Because it is the only library on campus open 24 hours a day, the security of Uris’ occupants becomes even more imperative later in the night.

On top of that, Kenney explains there have been threats to security in the past which have included possible acts of vandalism. Such dangers pose a serious concern, and in order to not only protect Cornellians, but the library itself, the security guards hope to deter such behavior and eliminate any risk to students.

The safety system that Uris has implemented is provided by Securitas Security Services USA, a leading security system provider with employers in over 30 countries. The Securitas system is considered one of the best in the industry, and provides a more practical method than having librarians take on the job of monitoring the library. Securitas provides the guards themselves.

“This system is convenient because [Securitas] always ensures that two guards are always here,” Kenney said.

Subsequently, this gives the library staff one less thing to worry about and puts the issues of safety in the hands of the experts.

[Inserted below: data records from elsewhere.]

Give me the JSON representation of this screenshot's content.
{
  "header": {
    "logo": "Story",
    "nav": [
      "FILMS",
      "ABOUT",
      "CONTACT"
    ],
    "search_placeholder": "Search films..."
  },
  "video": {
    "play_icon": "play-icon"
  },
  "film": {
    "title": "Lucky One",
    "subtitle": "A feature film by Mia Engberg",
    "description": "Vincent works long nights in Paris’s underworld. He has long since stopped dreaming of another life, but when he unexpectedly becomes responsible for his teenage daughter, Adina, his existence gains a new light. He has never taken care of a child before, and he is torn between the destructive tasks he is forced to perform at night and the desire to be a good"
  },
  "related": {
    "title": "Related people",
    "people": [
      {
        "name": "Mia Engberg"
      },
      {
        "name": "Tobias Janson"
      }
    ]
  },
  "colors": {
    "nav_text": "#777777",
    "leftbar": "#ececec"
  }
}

The added security has been received positively by many; students have expressed overall appreciation for the system and its presence.

“It’s not like anything would happen, but it’s nice to have them there just in case there was any type of danger. I think they are a necessary precaution which can only benefit students,” said Saad Ahsad ’10.

On another note, Kenney revealed that the security guards also serve another important purpose outside of providing security: “Their job also involves waking up any students who may have fallen asleep in the library, which happens frequently.”

So those working hard — and others hardly working — into the early hours of the morning can rest easy knowing that the only thing they have to fear is the material they came to study.